- **Data to examine**
——

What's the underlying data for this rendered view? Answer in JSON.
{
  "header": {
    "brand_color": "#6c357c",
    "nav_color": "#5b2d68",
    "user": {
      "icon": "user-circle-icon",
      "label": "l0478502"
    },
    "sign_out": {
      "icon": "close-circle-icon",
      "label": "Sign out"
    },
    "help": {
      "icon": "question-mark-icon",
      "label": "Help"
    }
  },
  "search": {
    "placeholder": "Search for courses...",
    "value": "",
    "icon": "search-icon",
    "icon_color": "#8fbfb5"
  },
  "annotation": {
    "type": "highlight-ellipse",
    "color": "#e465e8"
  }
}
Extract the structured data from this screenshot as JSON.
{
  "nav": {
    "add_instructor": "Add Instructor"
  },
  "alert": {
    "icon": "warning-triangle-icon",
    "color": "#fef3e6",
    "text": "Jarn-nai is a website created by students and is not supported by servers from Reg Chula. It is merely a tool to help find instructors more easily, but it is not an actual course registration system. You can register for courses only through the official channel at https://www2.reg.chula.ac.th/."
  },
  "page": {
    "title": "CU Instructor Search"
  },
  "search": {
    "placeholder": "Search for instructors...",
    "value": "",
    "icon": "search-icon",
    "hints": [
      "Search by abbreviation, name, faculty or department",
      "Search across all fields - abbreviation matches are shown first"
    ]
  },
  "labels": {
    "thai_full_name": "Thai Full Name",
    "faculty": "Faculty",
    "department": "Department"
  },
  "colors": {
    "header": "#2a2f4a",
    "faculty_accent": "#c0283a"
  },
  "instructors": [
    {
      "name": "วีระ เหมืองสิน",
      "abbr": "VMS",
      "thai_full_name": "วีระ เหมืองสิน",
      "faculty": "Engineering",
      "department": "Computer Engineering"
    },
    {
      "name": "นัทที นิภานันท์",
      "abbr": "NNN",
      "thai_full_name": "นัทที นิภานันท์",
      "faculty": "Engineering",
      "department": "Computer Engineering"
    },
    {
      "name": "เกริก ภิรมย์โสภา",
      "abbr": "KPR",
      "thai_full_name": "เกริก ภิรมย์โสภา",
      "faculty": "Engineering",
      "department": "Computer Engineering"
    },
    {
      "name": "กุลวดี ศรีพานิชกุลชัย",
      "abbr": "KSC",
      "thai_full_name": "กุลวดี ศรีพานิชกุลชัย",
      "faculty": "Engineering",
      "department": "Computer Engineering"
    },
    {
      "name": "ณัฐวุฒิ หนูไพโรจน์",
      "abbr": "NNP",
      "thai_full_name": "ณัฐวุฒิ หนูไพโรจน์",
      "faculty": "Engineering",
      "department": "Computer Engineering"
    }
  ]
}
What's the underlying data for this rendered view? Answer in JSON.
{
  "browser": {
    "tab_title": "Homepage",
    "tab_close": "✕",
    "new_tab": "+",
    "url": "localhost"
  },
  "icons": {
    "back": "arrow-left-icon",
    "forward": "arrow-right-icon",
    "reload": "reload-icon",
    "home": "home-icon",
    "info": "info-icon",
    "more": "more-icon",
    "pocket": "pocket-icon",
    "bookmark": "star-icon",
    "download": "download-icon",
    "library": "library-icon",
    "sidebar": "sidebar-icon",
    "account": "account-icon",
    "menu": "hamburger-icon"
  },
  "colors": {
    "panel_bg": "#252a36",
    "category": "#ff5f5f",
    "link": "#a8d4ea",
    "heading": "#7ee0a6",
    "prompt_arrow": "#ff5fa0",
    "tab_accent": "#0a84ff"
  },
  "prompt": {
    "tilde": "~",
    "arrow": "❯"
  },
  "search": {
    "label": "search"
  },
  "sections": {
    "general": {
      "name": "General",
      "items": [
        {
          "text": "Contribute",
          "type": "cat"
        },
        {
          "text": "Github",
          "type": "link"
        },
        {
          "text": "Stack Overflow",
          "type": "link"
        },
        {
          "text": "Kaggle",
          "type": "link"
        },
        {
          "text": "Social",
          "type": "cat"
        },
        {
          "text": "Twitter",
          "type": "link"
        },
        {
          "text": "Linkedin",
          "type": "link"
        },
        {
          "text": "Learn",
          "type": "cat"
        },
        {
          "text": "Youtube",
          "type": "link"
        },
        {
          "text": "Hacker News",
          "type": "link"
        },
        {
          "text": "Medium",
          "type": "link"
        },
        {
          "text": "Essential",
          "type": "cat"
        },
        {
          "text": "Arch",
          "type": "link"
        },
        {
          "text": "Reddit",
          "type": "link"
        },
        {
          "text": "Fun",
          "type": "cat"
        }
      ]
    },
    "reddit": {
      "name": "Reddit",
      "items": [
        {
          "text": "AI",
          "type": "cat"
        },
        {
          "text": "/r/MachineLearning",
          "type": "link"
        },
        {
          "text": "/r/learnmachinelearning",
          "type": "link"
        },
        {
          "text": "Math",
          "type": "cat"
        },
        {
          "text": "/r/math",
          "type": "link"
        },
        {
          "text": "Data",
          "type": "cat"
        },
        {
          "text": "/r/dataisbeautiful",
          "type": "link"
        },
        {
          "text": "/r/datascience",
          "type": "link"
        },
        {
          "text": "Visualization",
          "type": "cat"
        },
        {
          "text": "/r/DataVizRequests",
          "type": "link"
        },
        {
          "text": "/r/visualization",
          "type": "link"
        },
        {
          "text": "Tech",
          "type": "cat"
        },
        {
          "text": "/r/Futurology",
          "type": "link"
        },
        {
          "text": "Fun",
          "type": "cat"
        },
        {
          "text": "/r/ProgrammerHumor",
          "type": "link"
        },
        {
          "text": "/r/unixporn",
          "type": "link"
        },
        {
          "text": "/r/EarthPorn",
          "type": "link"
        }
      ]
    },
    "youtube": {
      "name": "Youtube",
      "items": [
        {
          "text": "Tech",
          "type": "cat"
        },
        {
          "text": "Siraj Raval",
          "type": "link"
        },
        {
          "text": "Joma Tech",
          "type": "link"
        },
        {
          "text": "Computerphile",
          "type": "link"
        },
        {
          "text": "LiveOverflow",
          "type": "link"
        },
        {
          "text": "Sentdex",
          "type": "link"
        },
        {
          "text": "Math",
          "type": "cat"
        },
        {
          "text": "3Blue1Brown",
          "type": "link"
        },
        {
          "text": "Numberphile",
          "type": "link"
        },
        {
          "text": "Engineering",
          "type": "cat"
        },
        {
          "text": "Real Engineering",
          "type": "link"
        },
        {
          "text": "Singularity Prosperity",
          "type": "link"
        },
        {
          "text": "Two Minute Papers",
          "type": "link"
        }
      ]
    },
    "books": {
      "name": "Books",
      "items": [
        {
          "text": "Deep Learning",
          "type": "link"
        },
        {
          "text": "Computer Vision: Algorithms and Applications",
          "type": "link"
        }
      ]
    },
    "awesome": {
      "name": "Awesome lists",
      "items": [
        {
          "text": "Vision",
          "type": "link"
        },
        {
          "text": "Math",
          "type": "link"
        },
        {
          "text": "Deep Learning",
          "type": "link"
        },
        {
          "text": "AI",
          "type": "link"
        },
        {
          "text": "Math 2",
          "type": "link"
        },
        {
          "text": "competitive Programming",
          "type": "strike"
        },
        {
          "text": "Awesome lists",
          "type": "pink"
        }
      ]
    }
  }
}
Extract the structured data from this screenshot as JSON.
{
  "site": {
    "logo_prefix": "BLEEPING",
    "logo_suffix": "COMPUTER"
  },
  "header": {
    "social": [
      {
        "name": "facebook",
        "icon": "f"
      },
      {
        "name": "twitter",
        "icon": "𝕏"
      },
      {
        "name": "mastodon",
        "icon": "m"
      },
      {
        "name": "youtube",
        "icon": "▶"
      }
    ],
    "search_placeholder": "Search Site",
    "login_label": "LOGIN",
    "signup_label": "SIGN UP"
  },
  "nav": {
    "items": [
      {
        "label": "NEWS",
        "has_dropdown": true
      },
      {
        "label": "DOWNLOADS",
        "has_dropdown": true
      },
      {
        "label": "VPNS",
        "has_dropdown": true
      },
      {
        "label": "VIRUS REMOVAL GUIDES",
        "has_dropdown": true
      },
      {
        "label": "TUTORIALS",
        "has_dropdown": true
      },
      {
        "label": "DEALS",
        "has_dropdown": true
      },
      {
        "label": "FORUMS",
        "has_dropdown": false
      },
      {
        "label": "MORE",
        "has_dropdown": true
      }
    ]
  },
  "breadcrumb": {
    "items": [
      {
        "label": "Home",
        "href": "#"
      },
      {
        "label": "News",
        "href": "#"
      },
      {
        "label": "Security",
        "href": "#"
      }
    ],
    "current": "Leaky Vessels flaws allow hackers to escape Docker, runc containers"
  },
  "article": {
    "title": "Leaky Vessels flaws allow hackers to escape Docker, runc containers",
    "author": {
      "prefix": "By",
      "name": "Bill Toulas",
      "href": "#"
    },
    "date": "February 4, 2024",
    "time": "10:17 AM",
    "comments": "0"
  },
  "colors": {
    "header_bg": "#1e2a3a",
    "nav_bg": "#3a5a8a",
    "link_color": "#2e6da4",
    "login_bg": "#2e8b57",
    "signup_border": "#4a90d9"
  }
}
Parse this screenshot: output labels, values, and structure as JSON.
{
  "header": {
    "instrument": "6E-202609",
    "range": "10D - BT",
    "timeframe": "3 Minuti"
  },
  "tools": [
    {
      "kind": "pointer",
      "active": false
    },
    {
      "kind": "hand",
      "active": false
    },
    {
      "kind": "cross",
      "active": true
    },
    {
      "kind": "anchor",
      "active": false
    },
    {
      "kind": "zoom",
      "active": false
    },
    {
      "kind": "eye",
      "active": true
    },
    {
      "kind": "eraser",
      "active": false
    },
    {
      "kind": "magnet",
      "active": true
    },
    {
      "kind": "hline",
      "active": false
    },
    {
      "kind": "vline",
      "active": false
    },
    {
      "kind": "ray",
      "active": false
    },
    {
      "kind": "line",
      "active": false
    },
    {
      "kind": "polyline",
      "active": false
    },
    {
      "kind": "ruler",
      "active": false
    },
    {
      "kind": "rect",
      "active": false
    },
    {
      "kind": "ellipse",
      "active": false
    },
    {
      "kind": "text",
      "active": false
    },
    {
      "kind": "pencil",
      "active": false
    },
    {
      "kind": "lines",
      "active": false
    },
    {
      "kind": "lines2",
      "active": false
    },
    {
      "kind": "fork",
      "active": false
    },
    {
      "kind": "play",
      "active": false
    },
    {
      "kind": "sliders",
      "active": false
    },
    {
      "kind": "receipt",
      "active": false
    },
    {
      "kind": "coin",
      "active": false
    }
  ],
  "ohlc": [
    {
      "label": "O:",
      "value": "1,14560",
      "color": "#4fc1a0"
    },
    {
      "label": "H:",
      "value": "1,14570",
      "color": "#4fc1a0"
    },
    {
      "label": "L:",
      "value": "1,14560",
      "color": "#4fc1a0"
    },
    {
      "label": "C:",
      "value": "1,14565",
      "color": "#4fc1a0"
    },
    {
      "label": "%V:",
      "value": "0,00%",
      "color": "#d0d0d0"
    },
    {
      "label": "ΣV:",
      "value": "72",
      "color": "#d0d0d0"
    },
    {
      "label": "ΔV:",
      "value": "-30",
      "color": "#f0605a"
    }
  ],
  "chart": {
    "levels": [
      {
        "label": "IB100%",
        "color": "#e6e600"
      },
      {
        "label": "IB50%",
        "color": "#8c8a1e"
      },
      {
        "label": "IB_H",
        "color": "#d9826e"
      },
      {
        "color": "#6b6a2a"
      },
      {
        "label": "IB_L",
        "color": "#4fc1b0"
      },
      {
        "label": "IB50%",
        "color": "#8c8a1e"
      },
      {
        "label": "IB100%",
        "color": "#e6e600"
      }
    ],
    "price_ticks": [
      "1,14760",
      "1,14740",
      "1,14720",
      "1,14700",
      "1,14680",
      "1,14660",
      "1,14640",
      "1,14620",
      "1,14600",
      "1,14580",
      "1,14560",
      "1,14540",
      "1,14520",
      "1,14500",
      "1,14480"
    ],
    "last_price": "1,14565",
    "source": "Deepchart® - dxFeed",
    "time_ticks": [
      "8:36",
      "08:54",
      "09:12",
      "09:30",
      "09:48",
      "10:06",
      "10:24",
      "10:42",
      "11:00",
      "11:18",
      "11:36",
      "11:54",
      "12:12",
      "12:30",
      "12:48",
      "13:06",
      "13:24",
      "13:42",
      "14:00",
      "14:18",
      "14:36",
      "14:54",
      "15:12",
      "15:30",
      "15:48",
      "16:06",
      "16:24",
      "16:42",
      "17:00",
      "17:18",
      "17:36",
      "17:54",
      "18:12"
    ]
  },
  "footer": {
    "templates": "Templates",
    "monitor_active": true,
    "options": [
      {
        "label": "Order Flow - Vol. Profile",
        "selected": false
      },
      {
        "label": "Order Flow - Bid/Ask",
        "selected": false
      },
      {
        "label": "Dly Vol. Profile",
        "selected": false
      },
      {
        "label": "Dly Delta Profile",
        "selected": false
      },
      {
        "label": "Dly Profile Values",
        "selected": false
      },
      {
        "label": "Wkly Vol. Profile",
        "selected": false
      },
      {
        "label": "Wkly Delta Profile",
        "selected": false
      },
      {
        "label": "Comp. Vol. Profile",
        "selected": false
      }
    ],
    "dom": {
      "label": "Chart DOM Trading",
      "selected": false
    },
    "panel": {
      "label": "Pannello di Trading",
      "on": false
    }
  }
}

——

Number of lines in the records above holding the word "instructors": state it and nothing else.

- **Problem solution**
3